From the EM Model
7.0 Head, Ear, Eye, Nose, Throat Disorders
Acute otitis media (AOM) is common in the pediatric age group. Over the years, however, a pathogen shift in AOM and increasing antibiotic resistance have resulted in a change in treatment recommendations.
In 2004, the American Academy of Pediatrics (AAP) jointly with the American Academy of Family Physicians (AAFP) unveiled a clinical practice guideline on the diagnosis and management of AOM.1,2 Then in 2007, the AAFP independently published a review of the evaluation and management of otitis media,3 using the aforementioned clinical practice guideline as its primary reference. Both of these provide a good framework for diagnosing and treating uncomplicated AOM. There is continued monitoring of susceptibilities of pediatric bacterial isolates to follow resistance patterns.
An 18-month-old boy is brought in by his mother because he has been vomiting this morning. He has had nasal congestion and difficulty sleeping for the past two days. There has been no diarrhea. No foul odor of the urine is noted and no apparent dysuria. He has no significant past medical history. He does not tolerate the taste of any medications well. Today the patient awoke later than usual and has been pulling at his left ear. His mother reports that he’s been fussy and seems to have no appetite. She says that he feels hot to the touch.
Vital signs are pulse rate 160, respiratory rate 20, temperature 39.5°C (103.1°F), and oxygen saturation 97% on room air. On examination, the patient is fussy but easily consolable by his mother and not in any evident distress. The left tympanic membrane has an obvious purulent fluid level and appears thickened and erythematous. The right tympanic membrane is dull and opaque. The eye examination is normal, including no conjunctival injection. There is no drainage from the nose. His oropharynx is clear. His lungs are clear to auscultation. His heart has a tachycardic rate, but his cardiovascular examination is otherwise unremarkable. The abdominal examination is benign, and the remainder of the physical examination is unremarkable. There are no signs of dehydration.
What are the criteria for making the most accurate diagnosis of AOM?
The diagnosis of the acute infectious process of acute otitis can be made if three components are present: rapid onset, middle-ear effusion, and signs and symptoms of middle-ear inflammation. This has helped make the distinction between AOM and otitis media with effusion, a noninfectious process that does not require antibiotic treatment. Pneumatic otoscopy can be performed to detect impaired tympanic membrane mobility. An acutely inflamed tympanic membrane with purulence bulging from behind it will have reduced mobility.3

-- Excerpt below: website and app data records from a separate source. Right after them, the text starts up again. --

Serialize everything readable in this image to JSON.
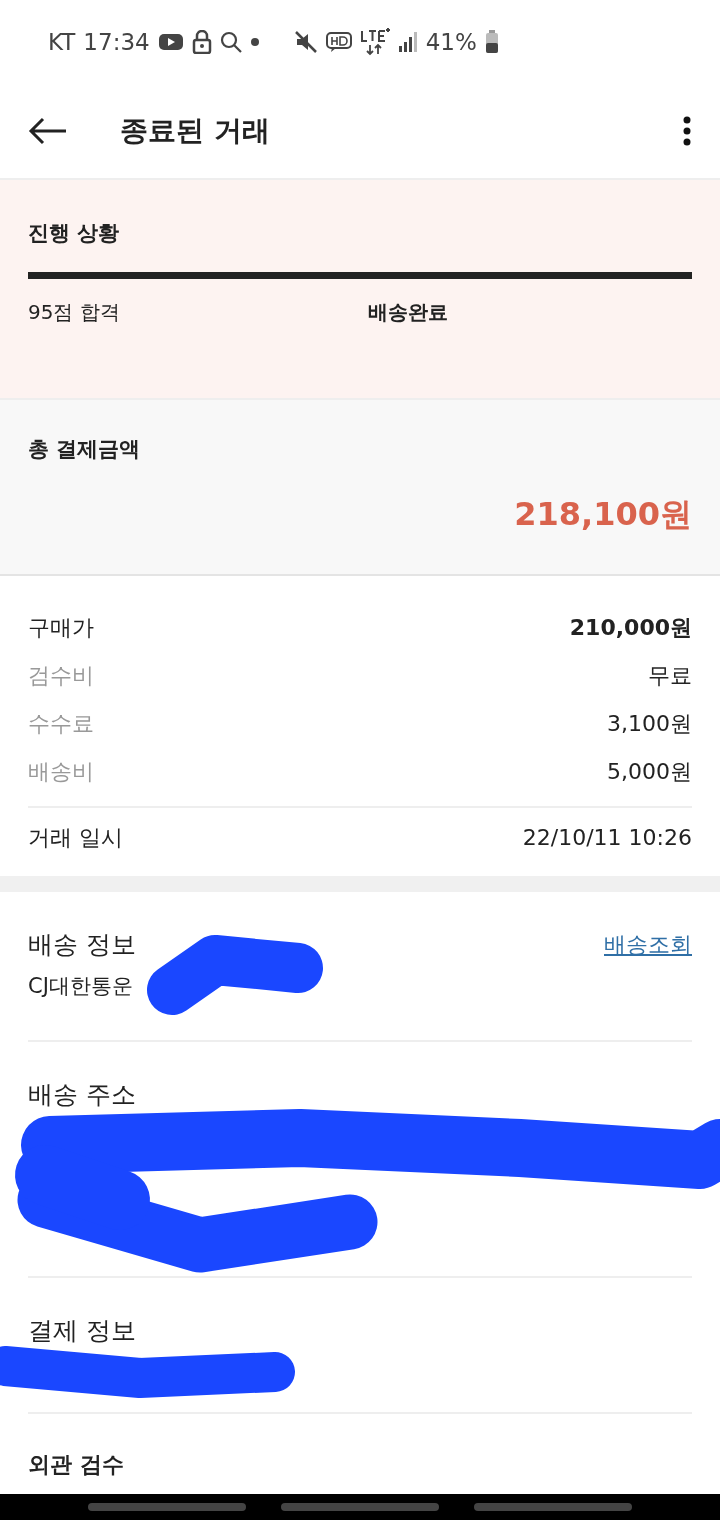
{
  "status_bar": {
    "carrier": "KT",
    "time": "17:34",
    "battery": "41%"
  },
  "header": {
    "title": "종료된 거래"
  },
  "progress": {
    "title": "진행 상황",
    "level": 1,
    "steps": [
      {
        "label": "95점 합격",
        "selected": false
      },
      {
        "label": "배송완료",
        "selected": true
      }
    ]
  },
  "total": {
    "label": "총 결제금액",
    "amount": "218,100원"
  },
  "price_rows": [
    {
      "label": "구매가",
      "value": "210,000원",
      "kind": "main"
    },
    {
      "label": "검수비",
      "value": "무료",
      "kind": "sub"
    },
    {
      "label": "수수료",
      "value": "3,100원",
      "kind": "sub"
    },
    {
      "label": "배송비",
      "value": "5,000원",
      "kind": "sub"
    }
  ],
  "trade_date": {
    "label": "거래 일시",
    "value": "22/10/11 10:26"
  },
  "sections": [
    {
      "title": "배송 정보",
      "link": "배송조회",
      "detail": "CJ대한통운"
    },
    {
      "title": "배송 주소"
    },
    {
      "title": "결제 정보"
    },
    {
      "title": "외관 검수",
      "kind": "bold"
    }
  ]
}
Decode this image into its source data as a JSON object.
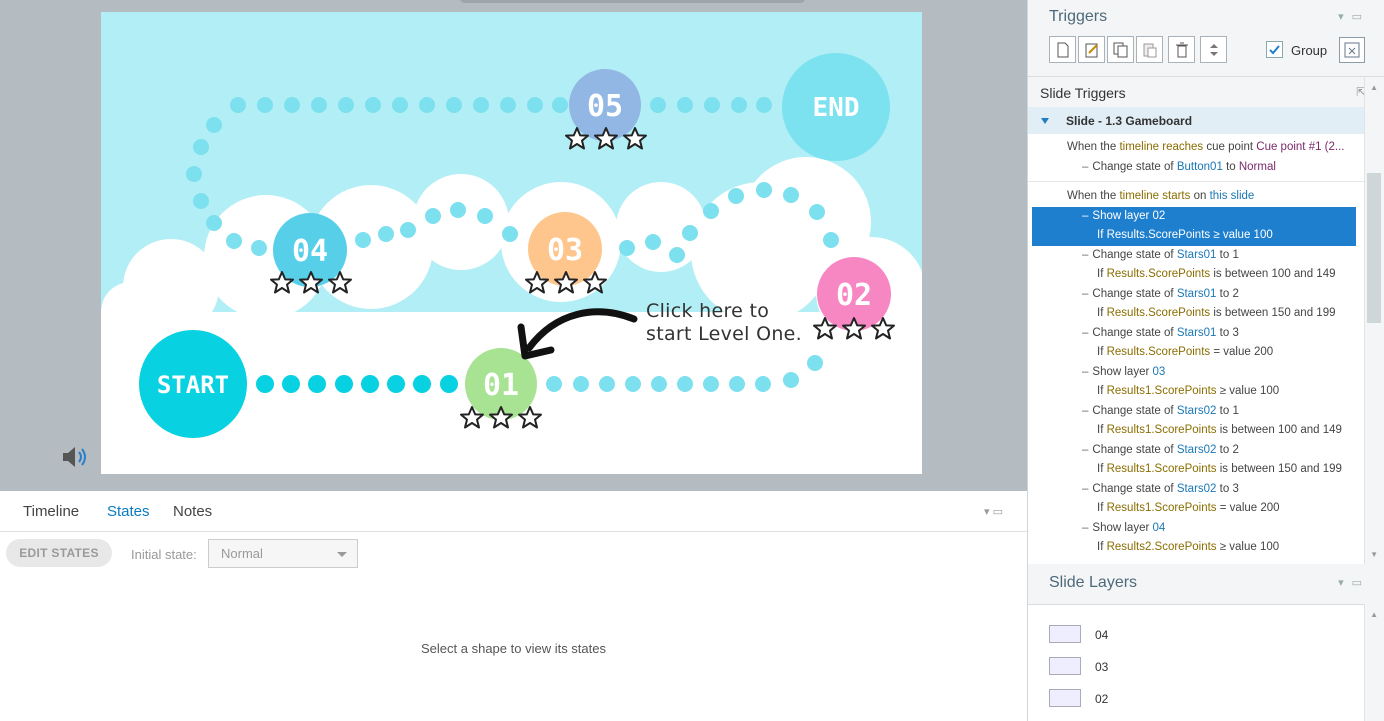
{
  "slide": {
    "nodes": {
      "start": "START",
      "end": "END",
      "level01": "01",
      "level02": "02",
      "level03": "03",
      "level04": "04",
      "level05": "05"
    },
    "callout_line1": "Click here to",
    "callout_line2": "start Level One.",
    "colors": {
      "sky": "#b2eef5",
      "start": "#08d1e2",
      "end": "#7ce2ef",
      "level01": "#a8e293",
      "level02": "#f687c3",
      "level03": "#fec68c",
      "level04": "#57cfe9",
      "level05": "#93b7e4",
      "path_dot": "#7de0ee"
    }
  },
  "bottom_panel": {
    "tabs": [
      "Timeline",
      "States",
      "Notes"
    ],
    "active_tab": "States",
    "edit_states_label": "EDIT STATES",
    "initial_state_label": "Initial state:",
    "initial_state_value": "Normal",
    "empty_message": "Select a shape to view its states"
  },
  "triggers_panel": {
    "title": "Triggers",
    "group_label": "Group",
    "group_checked": true
  },
  "slide_triggers": {
    "title": "Slide Triggers",
    "slide_row": "Slide - 1.3 Gameboard",
    "cue_trigger": {
      "prefix": "When the",
      "event": "timeline reaches",
      "mid": "cue point",
      "target": "Cue point #1 (2...",
      "action_prefix": "Change state of",
      "object": "Button01",
      "to": "to",
      "state": "Normal"
    },
    "start_trigger": {
      "prefix": "When the",
      "event": "timeline starts",
      "on": "on",
      "target": "this slide"
    },
    "actions": [
      {
        "action": "Show layer",
        "object": "02",
        "cond_if": "If",
        "cond_var": "Results.ScorePoints",
        "cond_op": "≥",
        "cond_val": "value 100",
        "selected": true
      },
      {
        "action": "Change state of",
        "object": "Stars01",
        "to": "to 1",
        "cond_if": "If",
        "cond_var": "Results.ScorePoints",
        "cond_op": "is between",
        "cond_val": "100 and 149"
      },
      {
        "action": "Change state of",
        "object": "Stars01",
        "to": "to 2",
        "cond_if": "If",
        "cond_var": "Results.ScorePoints",
        "cond_op": "is between",
        "cond_val": "150 and 199"
      },
      {
        "action": "Change state of",
        "object": "Stars01",
        "to": "to 3",
        "cond_if": "If",
        "cond_var": "Results.ScorePoints",
        "cond_op": "=",
        "cond_val": "value 200"
      },
      {
        "action": "Show layer",
        "object": "03",
        "cond_if": "If",
        "cond_var": "Results1.ScorePoints",
        "cond_op": "≥",
        "cond_val": "value 100"
      },
      {
        "action": "Change state of",
        "object": "Stars02",
        "to": "to 1",
        "cond_if": "If",
        "cond_var": "Results1.ScorePoints",
        "cond_op": "is between",
        "cond_val": "100 and 149"
      },
      {
        "action": "Change state of",
        "object": "Stars02",
        "to": "to 2",
        "cond_if": "If",
        "cond_var": "Results1.ScorePoints",
        "cond_op": "is between",
        "cond_val": "150 and 199"
      },
      {
        "action": "Change state of",
        "object": "Stars02",
        "to": "to 3",
        "cond_if": "If",
        "cond_var": "Results1.ScorePoints",
        "cond_op": "=",
        "cond_val": "value 200"
      },
      {
        "action": "Show layer",
        "object": "04",
        "cond_if": "If",
        "cond_var": "Results2.ScorePoints",
        "cond_op": "≥",
        "cond_val": "value 100"
      }
    ]
  },
  "slide_layers": {
    "title": "Slide Layers",
    "layers": [
      "04",
      "03",
      "02"
    ]
  }
}
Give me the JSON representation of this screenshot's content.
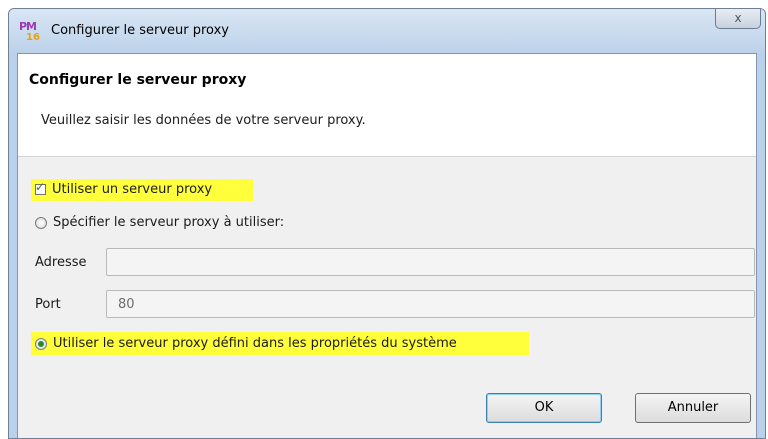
{
  "window": {
    "title": "Configurer le serveur proxy",
    "app_icon": {
      "icon": "pm16-app-icon",
      "letters": "PM",
      "number": "16"
    },
    "close_label": "x"
  },
  "header": {
    "title": "Configurer le serveur proxy",
    "subtitle": "Veuillez saisir les données de votre serveur proxy."
  },
  "options": {
    "use_proxy": {
      "label": "Utiliser un serveur proxy",
      "checked": true
    },
    "specify_proxy": {
      "label": "Spécifier le serveur proxy à utiliser:",
      "selected": false
    },
    "system_proxy": {
      "label": "Utiliser le serveur proxy défini dans les propriétés du système",
      "selected": true
    }
  },
  "fields": {
    "address": {
      "label": "Adresse",
      "value": ""
    },
    "port": {
      "label": "Port",
      "value": "80"
    }
  },
  "buttons": {
    "ok": "OK",
    "cancel": "Annuler"
  },
  "colors": {
    "highlight": "#ffff3c",
    "title_bar": "#bcd2ea",
    "dialog_bg": "#f0f0f0"
  }
}
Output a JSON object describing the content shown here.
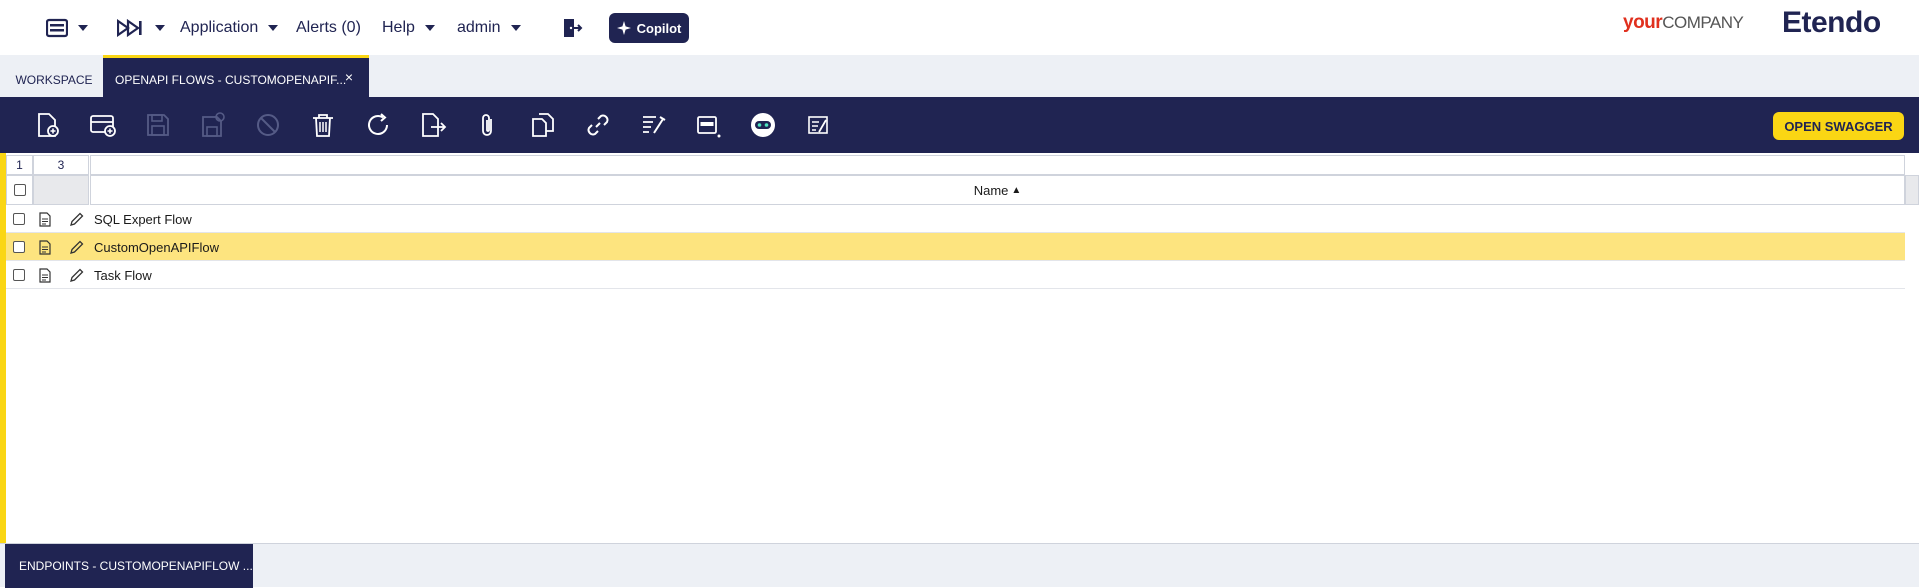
{
  "topnav": {
    "menu_icon": "grid-menu-icon",
    "quicklaunch_icon": "fast-forward-icon",
    "application_label": "Application",
    "alerts_label": "Alerts (0)",
    "help_label": "Help",
    "user_label": "admin",
    "logout_icon": "logout-icon",
    "copilot_label": "Copilot",
    "logo_your": "your",
    "logo_company": "COMPANY",
    "logo_brand": "Etendo"
  },
  "tabs": {
    "workspace_label": "WORKSPACE",
    "active_label": "OPENAPI FLOWS - CUSTOMOPENAPIF...",
    "close_symbol": "×"
  },
  "toolbar": {
    "icons": [
      "new-document-icon",
      "new-row-icon",
      "save-icon",
      "save-close-icon",
      "undo-icon",
      "delete-icon",
      "refresh-icon",
      "export-icon",
      "attachment-icon",
      "clone-icon",
      "link-icon",
      "audit-icon",
      "grid-view-icon",
      "copilot-bot-icon",
      "translate-icon"
    ],
    "swagger_label": "OPEN SWAGGER",
    "colors": {
      "bar": "#202452",
      "accent": "#fad614"
    }
  },
  "grid": {
    "selected_count": "1",
    "total_count": "3",
    "column_name": "Name",
    "sort_indicator": "▲",
    "rows": [
      {
        "name": "SQL Expert Flow",
        "selected": false
      },
      {
        "name": "CustomOpenAPIFlow",
        "selected": true
      },
      {
        "name": "Task Flow",
        "selected": false
      }
    ]
  },
  "bottom": {
    "tab_label": "ENDPOINTS - CUSTOMOPENAPIFLOW ..."
  }
}
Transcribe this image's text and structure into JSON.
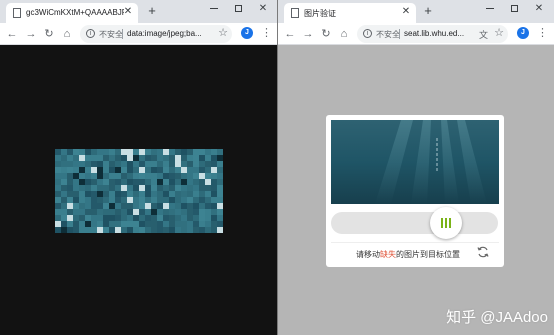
{
  "left_window": {
    "tab_title": "gc3WiCmKXtM+QAAAABJRU5",
    "insecure_label": "不安全",
    "url": "data:image/jpeg;ba...",
    "profile_initial": "J"
  },
  "right_window": {
    "tab_title": "图片验证",
    "insecure_label": "不安全",
    "url": "seat.lib.whu.ed...",
    "profile_initial": "J",
    "captcha": {
      "instruction_prefix": "请移动",
      "instruction_highlight": "缺失",
      "instruction_suffix": "的图片到目标位置"
    }
  },
  "colors": {
    "left_background": "#121212",
    "right_background": "#b5b5b5",
    "tile_base": "#2e6b7a",
    "slider_grip": "#7ab317",
    "highlight": "#e0553a",
    "profile": "#1a73e8"
  },
  "icons": [
    "document-icon",
    "close-icon",
    "plus-icon",
    "minimize-icon",
    "maximize-icon",
    "back-icon",
    "forward-icon",
    "reload-icon",
    "home-icon",
    "info-icon",
    "star-icon",
    "kebab-menu-icon",
    "translate-icon",
    "refresh-icon"
  ],
  "watermark": "知乎 @JAAdoo"
}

What bacterial pathogens are most likely to be causing episodes of AOM in children?
The types of bacterial pathogens that cause serious bacterial infections have changed in recent decades. The introduction of the heptavalent pneumococcal conjugate vaccine in 2001 has resulted in successful reduction in Streptococcus pneumoniae bacteremia, pneumonia, and meningitis.4 Similarly, the introduction, a decade earlier, of the Haemophilus influenza type b vaccine reduced the incidence of H. influenzae type b as a cause of upper and lower respiratory tract infections and serious bacterial infections, although non-typeable H. influenzae strains are still commonly found causing upper respiratory tract infections.5 S. pneumonia, however, is still the primary bacterial cause of AOM. Respiratory viruses and Moraxella catarrhalis are the other pathogens seen in AOM.
Which antibiotics are currently recommended for treatment of AOM?
S. pneumoniae has developed resistance to many antibiotics. It is no longer safe to use certain antibiotics empirically, including low-dose amoxicillin, sulfa drugs, and the macrolide class of antibiotics in children at risk for exposure to resistant strains of S. pneumoniae.6-8 It has been shown that resistance rates (30% to 50%) are even higher in patients who have taken antibiotics within the past month.9 In addition, AOM caused by non-typeable H. influenzae is being found at higher rates than previously seen. If a patient has recently been treated for AOM and is experiencing a recurrence, it is important to use an antibiotic with Gram-negative coverage. Cefdinir has good efficacy against Gram-negative AOM pathogens but not as good activity against resistant S. pneumoniae.10 Studies in adults and older children have shown that AOM can be treated with shorter courses of antibiotic, but it is still recommended that infants and children under 6 years of age be treated with a full 10-day course, especially as this population of patients has higher resistance rates.11-13 The AAP and its Section on Infectious Disease have made recommendations for antibiotic treatment considering these changes.2 Other recent studies have further corroborated these findings.10,14